### WHAT YOU SHOULD DO
Copy all the lines of the data that include the word "name".

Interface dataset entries
+--

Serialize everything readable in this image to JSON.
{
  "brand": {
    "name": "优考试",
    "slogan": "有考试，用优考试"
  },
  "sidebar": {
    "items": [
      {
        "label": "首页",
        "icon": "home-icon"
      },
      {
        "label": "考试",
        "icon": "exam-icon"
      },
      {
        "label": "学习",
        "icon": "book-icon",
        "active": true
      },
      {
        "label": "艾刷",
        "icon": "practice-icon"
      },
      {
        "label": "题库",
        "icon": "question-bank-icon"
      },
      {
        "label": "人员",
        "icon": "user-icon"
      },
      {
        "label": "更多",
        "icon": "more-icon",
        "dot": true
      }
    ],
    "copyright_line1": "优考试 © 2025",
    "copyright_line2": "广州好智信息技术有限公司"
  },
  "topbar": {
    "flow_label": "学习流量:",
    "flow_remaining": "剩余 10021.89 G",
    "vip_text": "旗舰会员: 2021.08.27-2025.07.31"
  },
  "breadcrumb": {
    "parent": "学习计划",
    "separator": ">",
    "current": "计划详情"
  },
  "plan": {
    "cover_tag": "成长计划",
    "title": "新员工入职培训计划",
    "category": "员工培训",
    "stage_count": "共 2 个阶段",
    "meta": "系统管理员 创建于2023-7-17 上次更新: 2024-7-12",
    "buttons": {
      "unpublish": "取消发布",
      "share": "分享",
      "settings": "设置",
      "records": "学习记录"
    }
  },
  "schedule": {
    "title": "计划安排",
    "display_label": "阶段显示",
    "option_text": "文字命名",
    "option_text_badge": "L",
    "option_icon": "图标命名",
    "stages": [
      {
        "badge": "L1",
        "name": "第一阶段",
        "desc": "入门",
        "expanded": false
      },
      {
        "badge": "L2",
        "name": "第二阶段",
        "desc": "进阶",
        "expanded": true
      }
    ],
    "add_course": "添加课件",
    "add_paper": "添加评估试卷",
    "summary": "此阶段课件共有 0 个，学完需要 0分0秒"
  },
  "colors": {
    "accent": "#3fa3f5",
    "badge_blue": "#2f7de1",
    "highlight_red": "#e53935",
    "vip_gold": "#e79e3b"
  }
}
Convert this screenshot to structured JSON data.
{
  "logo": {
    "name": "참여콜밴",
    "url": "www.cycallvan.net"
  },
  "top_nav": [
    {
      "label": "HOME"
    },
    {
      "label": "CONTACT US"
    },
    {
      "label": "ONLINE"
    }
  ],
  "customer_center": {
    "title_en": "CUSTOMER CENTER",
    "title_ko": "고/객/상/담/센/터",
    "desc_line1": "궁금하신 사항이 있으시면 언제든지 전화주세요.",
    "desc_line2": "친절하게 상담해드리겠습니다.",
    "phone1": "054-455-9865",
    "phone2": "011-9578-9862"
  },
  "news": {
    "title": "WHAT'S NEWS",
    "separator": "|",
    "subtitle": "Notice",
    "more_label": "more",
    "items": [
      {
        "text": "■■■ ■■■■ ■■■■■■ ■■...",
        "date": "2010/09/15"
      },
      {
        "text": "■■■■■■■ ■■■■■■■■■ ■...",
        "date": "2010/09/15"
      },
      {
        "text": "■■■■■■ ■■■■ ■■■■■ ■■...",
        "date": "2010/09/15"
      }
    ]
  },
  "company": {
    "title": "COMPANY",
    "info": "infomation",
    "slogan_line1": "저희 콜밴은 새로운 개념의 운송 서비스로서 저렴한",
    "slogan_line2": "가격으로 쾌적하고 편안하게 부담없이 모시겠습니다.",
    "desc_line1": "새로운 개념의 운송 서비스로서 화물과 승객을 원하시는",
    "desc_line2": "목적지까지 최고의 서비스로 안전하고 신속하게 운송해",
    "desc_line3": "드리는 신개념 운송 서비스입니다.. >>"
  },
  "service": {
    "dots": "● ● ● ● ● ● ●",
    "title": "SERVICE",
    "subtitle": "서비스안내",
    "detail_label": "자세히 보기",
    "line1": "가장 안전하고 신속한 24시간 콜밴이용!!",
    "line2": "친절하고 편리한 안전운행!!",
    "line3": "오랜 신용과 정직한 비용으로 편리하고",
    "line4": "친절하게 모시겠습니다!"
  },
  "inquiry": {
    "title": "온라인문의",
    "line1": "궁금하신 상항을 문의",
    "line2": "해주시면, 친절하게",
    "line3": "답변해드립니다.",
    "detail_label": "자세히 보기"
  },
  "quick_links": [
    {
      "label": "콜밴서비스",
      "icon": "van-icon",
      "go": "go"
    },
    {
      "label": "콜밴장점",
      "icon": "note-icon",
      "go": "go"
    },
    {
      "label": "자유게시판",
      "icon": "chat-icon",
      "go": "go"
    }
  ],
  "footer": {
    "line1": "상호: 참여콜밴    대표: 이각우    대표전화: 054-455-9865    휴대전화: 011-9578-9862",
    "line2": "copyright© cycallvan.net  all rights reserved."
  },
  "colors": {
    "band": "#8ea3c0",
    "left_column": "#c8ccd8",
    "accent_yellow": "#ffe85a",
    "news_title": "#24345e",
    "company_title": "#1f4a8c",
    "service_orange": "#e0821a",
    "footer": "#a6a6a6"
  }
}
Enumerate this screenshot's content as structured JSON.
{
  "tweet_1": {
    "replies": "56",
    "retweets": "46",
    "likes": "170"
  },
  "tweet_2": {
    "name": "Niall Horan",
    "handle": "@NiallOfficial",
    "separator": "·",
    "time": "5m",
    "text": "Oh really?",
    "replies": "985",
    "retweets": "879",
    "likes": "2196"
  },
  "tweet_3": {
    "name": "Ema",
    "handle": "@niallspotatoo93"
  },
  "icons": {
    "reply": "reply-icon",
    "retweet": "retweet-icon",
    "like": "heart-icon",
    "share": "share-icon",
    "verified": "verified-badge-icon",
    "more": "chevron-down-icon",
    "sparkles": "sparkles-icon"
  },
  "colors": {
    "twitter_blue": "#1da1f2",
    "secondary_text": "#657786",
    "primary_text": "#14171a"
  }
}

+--

### PROBLEM SOLUTION
    "name": "优考试",
        "name": "第一阶段",
        "name": "第二阶段",
    "name": "참여콜밴",
    "name": "Niall Horan",
    "name": "Ema",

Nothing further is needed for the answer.